- The Great War and the Middle East: A Strategic Study by Rob Johnson
The Middle East remains a deeply misunderstood part of the history of the First World War. For some, such as the Islamic State, the war in the Middle East was little more than a smokescreen to allow the West to subjugate Muslim peoples and to take control of the region's vast natural resource wealth. Diplomatic negotiations like those held by Sir Mark Sykes and François Georges-Picot, as the Islamic State and others have claimed, created illegitimate borders: borders, such as the crossing between Iraq and Syria, that the Islamic State bulldozed nearly three years ago in a symbolic rejection of the war's long-term legacy. Others, particularly in the Arab world, have looked to the Balfour Declaration as surefire proof that the war in the Middle East was part of a worldwide Zionist conspiracy to evict Palestinian Arabs and establish a Jewish state. In the West, too, the recent breakdown of Baghdad's political authority, continued sectarian violence and the strained relationship between Iraqi Arabs and Kurds have been pointed to as evidence that the postwar creation of Iraq from three somewhat separate ethno-religious communities was a catastrophic failure.
With so much uncertainty about the Middle East's future, and so much misinformation peddled by both ends of the political spectrum, it is even more important that greater numbers of historians of the First World War have been turning their attention to the Middle East. Works about wartime logistics, combat experience, soldier morale, the day-to-day lives of the region's peoples and the decline and fall of the Ottoman Empire have all been published in recent years.1 What has been missing, however, is a study of the direct link between how state policy dictated military strategy, and how military strategy was turned into military operations. Understanding that link between policy and strategy, and strategy and operations, is the main goal, and the main reward, of Rob Johnson's The Great War and the Middle East.

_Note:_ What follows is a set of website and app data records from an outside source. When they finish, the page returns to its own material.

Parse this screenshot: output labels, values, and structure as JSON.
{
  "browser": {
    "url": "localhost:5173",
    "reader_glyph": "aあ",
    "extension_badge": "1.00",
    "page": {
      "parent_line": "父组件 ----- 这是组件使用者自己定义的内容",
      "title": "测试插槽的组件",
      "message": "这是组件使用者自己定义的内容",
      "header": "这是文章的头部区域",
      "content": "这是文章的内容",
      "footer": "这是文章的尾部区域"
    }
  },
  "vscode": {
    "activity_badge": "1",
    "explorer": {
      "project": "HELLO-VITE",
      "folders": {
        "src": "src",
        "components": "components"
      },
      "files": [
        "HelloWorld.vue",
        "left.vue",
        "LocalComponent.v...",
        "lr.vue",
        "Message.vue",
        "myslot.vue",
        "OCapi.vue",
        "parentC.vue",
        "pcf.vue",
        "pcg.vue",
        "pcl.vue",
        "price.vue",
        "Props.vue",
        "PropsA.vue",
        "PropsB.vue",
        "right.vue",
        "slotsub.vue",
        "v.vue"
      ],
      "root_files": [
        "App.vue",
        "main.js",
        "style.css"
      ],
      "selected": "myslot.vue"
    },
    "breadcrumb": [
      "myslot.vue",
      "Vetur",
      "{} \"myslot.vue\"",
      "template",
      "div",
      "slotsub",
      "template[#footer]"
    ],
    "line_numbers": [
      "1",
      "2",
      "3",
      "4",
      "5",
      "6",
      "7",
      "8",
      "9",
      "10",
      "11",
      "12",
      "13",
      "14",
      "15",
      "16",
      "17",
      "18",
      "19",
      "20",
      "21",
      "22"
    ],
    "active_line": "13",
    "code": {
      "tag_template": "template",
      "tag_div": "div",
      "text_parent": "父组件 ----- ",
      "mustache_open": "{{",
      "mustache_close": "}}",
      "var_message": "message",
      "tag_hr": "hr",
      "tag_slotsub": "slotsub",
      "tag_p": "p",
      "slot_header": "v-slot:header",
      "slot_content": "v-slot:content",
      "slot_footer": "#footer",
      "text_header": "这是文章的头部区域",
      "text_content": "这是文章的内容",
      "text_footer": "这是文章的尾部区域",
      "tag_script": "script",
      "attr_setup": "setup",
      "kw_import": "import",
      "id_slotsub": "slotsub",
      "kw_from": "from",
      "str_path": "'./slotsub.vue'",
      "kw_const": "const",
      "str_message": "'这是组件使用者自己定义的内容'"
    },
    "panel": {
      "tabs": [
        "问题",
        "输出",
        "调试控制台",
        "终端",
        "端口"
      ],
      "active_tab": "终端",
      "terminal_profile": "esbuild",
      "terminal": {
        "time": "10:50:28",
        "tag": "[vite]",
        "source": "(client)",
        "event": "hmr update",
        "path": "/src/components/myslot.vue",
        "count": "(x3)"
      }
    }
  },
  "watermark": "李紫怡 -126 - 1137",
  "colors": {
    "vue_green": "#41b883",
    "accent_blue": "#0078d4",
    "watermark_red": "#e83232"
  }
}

Johnson begins by discussing prewar imperial strategy and the overarching importance of expanding or securing imperial borders and possessions in the late nineteenth and early twentieth centuries. He then moves on to the Middle East's role in imperial decision-making in 1914, pan-Islamism as a tool of the Ottomans and Germans and as a geopolitical threat to the British, the major campaigns of the war years (Gallipoli, Sinai, Palestine, Mesopotamia, the Caucasus and the Arab Revolt), the fall of the Ottoman Empire and, last, the postwar settlement and the continuation of conflict in the region long after the Treaty of Sèvres dissolved the Ottoman Empire.
As good a narrative of the First World War in the Middle East as it is, Johnson's book stands out for three reasons. To start, Johnson pays almost obsessive attention to the relationship between, as he puts it, "ends, ways, and means." His explanation of the invasion of the Dardanelles Peninsula, the British decision to advance from Egypt into the Sinai and Palestine, and even the stillborn British and French plan to carry out an amphibious landing at Alexandretta take on new meaning when one thinks about ends, ways and means.
Second, Johnson pays special attention to the role of local actors in facilitating and frustrating the strategies of major European powers. From Jafar al-Askari, an Ottoman Army officer turned Arab nationalist and Sharifian rebel, to Abdulaziz ibn Saud, the founder of Saudi Arabia and the man who, as much as any Western diplomat or politician, derailed Arab nationalism and the dream of a pan-Arab state, Johnson convincingly argues that these men were not compelled or coerced by major powers. Instead, he shows how they sought out alliances and arrangements on their own terms, and made decisions that furthered their own causes; they were, in short, active, not reactive, historical agents. This is a crucial point when one considers both Johnson's goal to link policy and strategy to events on...